Once back at the Hotel the team, eager to dispel their “dryness”, sat down for some drinks when George caught sight of a huge oil painting of a dog. The dog appeared to have left the ground for some reason, and the phrase “flying dog” was forever etched into Georges consciousness.
Having a killer name to fall back on, the second item that makes good product branding is the label. To really make his product stand out, George enlisted renowned artist Ralph Steadman (probably best known for his work with author Hunter S. Thompson) in 1996. Bringing his recognizable style to the brewery’s dog themed labels, Steadman has succeeded in giving Flying Dog a truly unique identity that you can spot on the shelves from aisles away.
But like I’ve always said, all that goes for naught if the beer is shit. Let’s taste.
THEM: Raging Bitch is a hybrid Belgian style IPA. The beer developed from playing around with the white beer yeast they use in there Woody Creek White, and a hopped up version of their Snake Dog IPA wort. The grain bill is simple, 6% 60L caramel and the rest pale 2-row. The beer is bittered with Warrior to ~65 IBU. Columbus and Amarillo hops are used towards end boil for flavor and aroma. The finished wort is fermented to 8.3% ABV with their El Diablo yeast. The beer was brewed in 2010 to celebrate the brewery’s 20th Anniversary and has been a regular offering ever since.

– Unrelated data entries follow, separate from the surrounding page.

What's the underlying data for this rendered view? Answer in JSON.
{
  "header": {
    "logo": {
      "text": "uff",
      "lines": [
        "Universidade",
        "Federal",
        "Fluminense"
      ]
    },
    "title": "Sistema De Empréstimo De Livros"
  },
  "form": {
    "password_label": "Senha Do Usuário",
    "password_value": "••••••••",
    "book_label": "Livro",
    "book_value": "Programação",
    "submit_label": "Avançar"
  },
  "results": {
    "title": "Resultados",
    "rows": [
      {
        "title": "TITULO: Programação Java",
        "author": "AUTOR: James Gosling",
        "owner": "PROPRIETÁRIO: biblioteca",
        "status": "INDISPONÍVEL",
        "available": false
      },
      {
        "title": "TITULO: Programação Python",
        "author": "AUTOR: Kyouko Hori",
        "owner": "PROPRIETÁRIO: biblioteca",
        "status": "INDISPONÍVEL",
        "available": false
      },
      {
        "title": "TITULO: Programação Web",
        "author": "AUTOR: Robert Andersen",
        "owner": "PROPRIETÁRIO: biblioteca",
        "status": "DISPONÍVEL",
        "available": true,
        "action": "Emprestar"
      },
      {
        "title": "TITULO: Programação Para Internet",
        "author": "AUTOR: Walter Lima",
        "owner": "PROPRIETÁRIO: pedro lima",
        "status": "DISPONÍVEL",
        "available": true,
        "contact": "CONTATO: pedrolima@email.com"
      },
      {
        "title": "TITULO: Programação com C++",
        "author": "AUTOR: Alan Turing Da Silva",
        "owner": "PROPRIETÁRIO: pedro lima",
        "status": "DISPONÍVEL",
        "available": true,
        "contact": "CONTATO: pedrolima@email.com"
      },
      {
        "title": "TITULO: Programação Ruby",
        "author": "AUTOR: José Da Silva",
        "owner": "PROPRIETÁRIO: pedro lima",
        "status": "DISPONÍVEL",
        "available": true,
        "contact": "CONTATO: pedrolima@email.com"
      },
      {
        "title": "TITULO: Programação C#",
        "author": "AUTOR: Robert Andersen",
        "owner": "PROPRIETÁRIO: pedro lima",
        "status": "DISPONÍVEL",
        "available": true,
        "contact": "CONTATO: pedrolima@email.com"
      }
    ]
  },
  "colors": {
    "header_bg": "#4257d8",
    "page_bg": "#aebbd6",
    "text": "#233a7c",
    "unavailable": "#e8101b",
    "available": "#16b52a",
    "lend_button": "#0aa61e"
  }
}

ME: Raging Bitch pours a light orange color with a quarter inch head of fine bubbles. When you tilt the glass from side to side, the head leaves a fine film of lace on the glass. The aroma contains hints floral hops, spice and Belgian yeast. The flavor is pretty much more of the same with a start of malt in the front which turns into a medley of grapefruit, pepper spice, very light floral hop and more Belgian yeast. The middle has a bit of a tingle due to it from the carbonation that gives the beer a nice refreshing and then finishes with a lingering spicy bitterness.
I’ve loved this beer since my first sip and when I decided to review it I bought a whole six pack to enjoy over the weekend. Some of you might have noticed that I’ve managed to go the whole review without some adolescent comment over the beer’s provocative name. Knowing I’ll disappoint some of my readers if I do not, I’ll leave you with this. I’d like to try a half-and-half with this beer and Stone’s Arrogant Bastard. The name for this concoction would be my father’s favorite colorful phrase when ever something didn’t go as he intended (think wrench slipping off of a bolt in a VW bug engine resulting in what we used to call “a three knuckle buster” – aka, The “Bitch, Bastard!”
Time for another beer….